- [Action item]
Your answer must be the data repeated exactly, with no pictures in it.

Component data from apps and pages:
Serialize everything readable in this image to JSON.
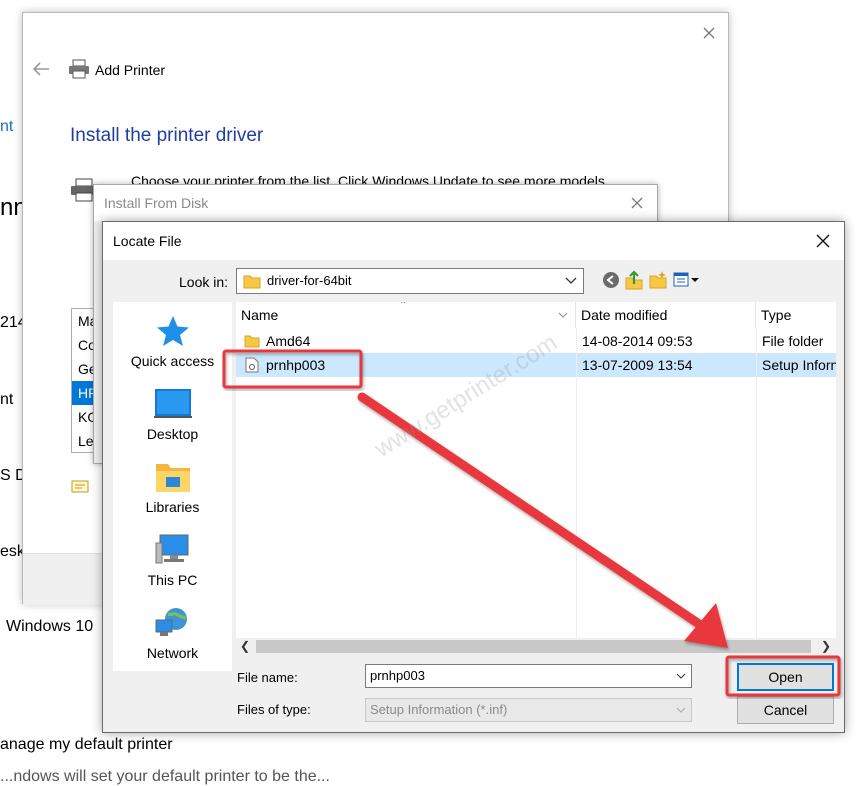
{
  "background_page": {
    "left_fragments": [
      "nt",
      "nn",
      "214",
      "nt",
      "S D",
      "esk"
    ],
    "windows10_text": "Windows 10",
    "manage_text": "anage my default printer",
    "bottom_partial": "...ndows will set your default printer to be the..."
  },
  "wizard": {
    "title": "Add Printer",
    "heading": "Install the printer driver",
    "instruction": "Choose your printer from the list. Click Windows Update to see more models.",
    "manufacturer_list": [
      "Ma",
      "Co",
      "Ge",
      "HP",
      "KO",
      "Le"
    ],
    "selected_manufacturer_index": 3
  },
  "install_from_disk": {
    "title": "Install From Disk"
  },
  "locate_file": {
    "title": "Locate File",
    "look_in_label": "Look in:",
    "look_in_value": "driver-for-64bit",
    "nav_items": [
      {
        "label": "Quick access",
        "icon": "star-icon"
      },
      {
        "label": "Desktop",
        "icon": "desktop-icon"
      },
      {
        "label": "Libraries",
        "icon": "libraries-icon"
      },
      {
        "label": "This PC",
        "icon": "computer-icon"
      },
      {
        "label": "Network",
        "icon": "network-icon"
      }
    ],
    "columns": {
      "name": "Name",
      "date": "Date modified",
      "type": "Type"
    },
    "files": [
      {
        "name": "Amd64",
        "date": "14-08-2014 09:53",
        "type": "File folder",
        "icon": "folder-icon"
      },
      {
        "name": "prnhp003",
        "date": "13-07-2009 13:54",
        "type": "Setup Inforn",
        "icon": "setup-file-icon"
      }
    ],
    "selected_file_index": 1,
    "file_name_label": "File name:",
    "file_name_value": "prnhp003",
    "file_type_label": "Files of type:",
    "file_type_value": "Setup Information (*.inf)",
    "open_label": "Open",
    "cancel_label": "Cancel"
  },
  "watermark": "www.getprinter.com",
  "colors": {
    "accent": "#0078d7",
    "heading_blue": "#1f3f9e",
    "selection": "#cce8ff",
    "annotation_red": "#e8383d"
  }
}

- [Answer to this task]
Serialize everything readable in this image to JSON.
{
  "background_page": {
    "left_fragments": [
      "nt",
      "nn",
      "214",
      "nt",
      "S D",
      "esk"
    ],
    "windows10_text": "Windows 10",
    "manage_text": "anage my default printer",
    "bottom_partial": "...ndows will set your default printer to be the..."
  },
  "wizard": {
    "title": "Add Printer",
    "heading": "Install the printer driver",
    "instruction": "Choose your printer from the list. Click Windows Update to see more models.",
    "manufacturer_list": [
      "Ma",
      "Co",
      "Ge",
      "HP",
      "KO",
      "Le"
    ],
    "selected_manufacturer_index": 3
  },
  "install_from_disk": {
    "title": "Install From Disk"
  },
  "locate_file": {
    "title": "Locate File",
    "look_in_label": "Look in:",
    "look_in_value": "driver-for-64bit",
    "nav_items": [
      {
        "label": "Quick access",
        "icon": "star-icon"
      },
      {
        "label": "Desktop",
        "icon": "desktop-icon"
      },
      {
        "label": "Libraries",
        "icon": "libraries-icon"
      },
      {
        "label": "This PC",
        "icon": "computer-icon"
      },
      {
        "label": "Network",
        "icon": "network-icon"
      }
    ],
    "columns": {
      "name": "Name",
      "date": "Date modified",
      "type": "Type"
    },
    "files": [
      {
        "name": "Amd64",
        "date": "14-08-2014 09:53",
        "type": "File folder",
        "icon": "folder-icon"
      },
      {
        "name": "prnhp003",
        "date": "13-07-2009 13:54",
        "type": "Setup Inforn",
        "icon": "setup-file-icon"
      }
    ],
    "selected_file_index": 1,
    "file_name_label": "File name:",
    "file_name_value": "prnhp003",
    "file_type_label": "Files of type:",
    "file_type_value": "Setup Information (*.inf)",
    "open_label": "Open",
    "cancel_label": "Cancel"
  },
  "watermark": "www.getprinter.com",
  "colors": {
    "accent": "#0078d7",
    "heading_blue": "#1f3f9e",
    "selection": "#cce8ff",
    "annotation_red": "#e8383d"
  }
}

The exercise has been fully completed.